Robert C. Scheinfeld is the partner-in-charge of the New York office of Baker Botts and the head of its intellectual property group in New York. Parker H. Bagley is of counsel in the New York litigation group of Boies, Schiller & Flexner.
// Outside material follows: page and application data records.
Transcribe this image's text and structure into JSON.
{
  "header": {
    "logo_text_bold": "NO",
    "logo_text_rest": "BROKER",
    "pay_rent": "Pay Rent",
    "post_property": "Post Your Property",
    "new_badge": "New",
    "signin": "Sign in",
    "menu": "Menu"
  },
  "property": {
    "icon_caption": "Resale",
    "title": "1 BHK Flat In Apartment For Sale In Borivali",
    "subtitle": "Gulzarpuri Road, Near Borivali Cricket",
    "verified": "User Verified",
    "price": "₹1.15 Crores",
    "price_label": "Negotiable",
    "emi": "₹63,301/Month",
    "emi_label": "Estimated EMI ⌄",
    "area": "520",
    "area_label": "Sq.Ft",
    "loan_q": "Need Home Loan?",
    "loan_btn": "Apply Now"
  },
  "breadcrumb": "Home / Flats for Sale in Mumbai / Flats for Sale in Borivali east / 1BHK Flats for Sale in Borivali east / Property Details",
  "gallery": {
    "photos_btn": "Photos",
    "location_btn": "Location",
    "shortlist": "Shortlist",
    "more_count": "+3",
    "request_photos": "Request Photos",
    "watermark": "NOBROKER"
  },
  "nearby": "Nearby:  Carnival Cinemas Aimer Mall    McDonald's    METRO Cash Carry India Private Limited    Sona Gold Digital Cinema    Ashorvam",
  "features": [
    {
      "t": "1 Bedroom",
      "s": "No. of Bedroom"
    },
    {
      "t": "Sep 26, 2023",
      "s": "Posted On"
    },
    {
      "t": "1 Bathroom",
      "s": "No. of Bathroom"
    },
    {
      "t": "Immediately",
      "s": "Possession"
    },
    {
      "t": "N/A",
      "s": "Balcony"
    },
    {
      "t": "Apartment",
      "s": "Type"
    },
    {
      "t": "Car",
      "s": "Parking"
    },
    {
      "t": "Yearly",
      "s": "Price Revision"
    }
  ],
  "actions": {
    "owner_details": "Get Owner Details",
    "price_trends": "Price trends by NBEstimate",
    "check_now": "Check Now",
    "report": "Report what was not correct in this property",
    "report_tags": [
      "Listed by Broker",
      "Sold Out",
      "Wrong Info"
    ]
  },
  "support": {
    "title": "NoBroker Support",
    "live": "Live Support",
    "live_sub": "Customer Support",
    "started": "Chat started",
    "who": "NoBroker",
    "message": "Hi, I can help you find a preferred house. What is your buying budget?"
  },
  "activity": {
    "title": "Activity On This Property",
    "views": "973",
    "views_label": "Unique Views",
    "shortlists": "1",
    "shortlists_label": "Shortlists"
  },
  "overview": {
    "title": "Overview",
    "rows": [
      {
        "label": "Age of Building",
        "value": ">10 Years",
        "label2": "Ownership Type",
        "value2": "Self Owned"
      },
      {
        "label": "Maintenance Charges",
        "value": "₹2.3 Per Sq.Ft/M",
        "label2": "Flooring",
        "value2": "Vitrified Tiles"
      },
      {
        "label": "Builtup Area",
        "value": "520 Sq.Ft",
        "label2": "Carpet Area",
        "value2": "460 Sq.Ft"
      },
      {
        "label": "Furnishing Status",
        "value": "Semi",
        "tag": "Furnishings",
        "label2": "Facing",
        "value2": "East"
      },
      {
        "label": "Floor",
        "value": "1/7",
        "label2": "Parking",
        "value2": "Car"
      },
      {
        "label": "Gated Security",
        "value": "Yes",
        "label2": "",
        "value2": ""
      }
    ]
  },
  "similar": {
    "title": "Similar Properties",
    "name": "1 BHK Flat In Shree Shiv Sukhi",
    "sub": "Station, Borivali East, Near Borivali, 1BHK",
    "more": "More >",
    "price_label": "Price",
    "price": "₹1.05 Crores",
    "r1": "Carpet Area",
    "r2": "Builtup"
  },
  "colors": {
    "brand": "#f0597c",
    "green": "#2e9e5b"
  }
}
Michael Knierim, a Baker Botts associate, assisted in the preparation of this article.
1. Commil USA v. Cisco Sys., 720 F.3d 1361 (Fed. Cir. 2013).
2. Dawson Chemical v. Rohm and Haas, 448 U.S. 176, 188 (1980).
3. Id. at 189 (discussing the related doctrine of contributory infringement); Metro-Goldwyn-Mayer Studios v. Grokster, Ltd., 545 U.S. 913, 936-37 (2005) (copyright case drawing from the doctrine of induced infringement in patent law, noting that the court is “mindful of the need to keep from trenching on regular commerce of discouraging the development of technologies with lawful and unlawful purposes” and that inducement “premises liability on purposeful, culpable expression and conduct.”).
4. Dawson, 448 U.S. at 189.
5. See, e.g., DSU Med. v. JMS, 471 F.3d 1293, 1306 (Fed. Cir. 2006) (en banc); Warner-Lambert v. Apotex, 316 F.3d 1348, 1364 (Fed. Cir. 2003) (“The mere knowledge of possible infringement by others does not amount to inducement; specific intent and action to induce infringement must be proven.”).
6. Broadcom v. Qualcomm, 543 F.3d 683, 699 (Fed. Cir. 2008).
9. Global-Tech Appliances v. SEB, 131 S. Ct. 2060, 2070-71 (2011).
11. Id. at 1668 (“we agree that deliberate indifference to a known risk that a patent exists is not the appropriate standard”); SEB v. Montgomery Ward & Co., 584 F.3d 1360, 1376-77 (Fed. Cir. 2010).
12. H.R. Rep. No. 112-98, pt. 1, at 53 (June 1, 2011).
13. Commil USA v. Cisco Systems, No. 2:07-cv-00341 (E.D. Tex, April 8, 2011).
14. Commil, 720 F.3d at 1366.
15. Id. at 1367.
16. Id. at 1366 (emphasis added).
18. Id. at 1368.
19. Id. at 1368-69.
20. Id. at 1373.
21. Commil USA v. Cisco Systems, No. 2012-1042, *7 (Fed. Cir., Oct. 23, 2013) (Reyna, J., dissenting from denial of rehearing en banc).
22. Id. at *2 (Newman, J., dissenting).
23. Id. at *7 (Reyna, J., dissenting).
24. Supreme Court No. 12-786 (cert. granted Jan. 10, 2014).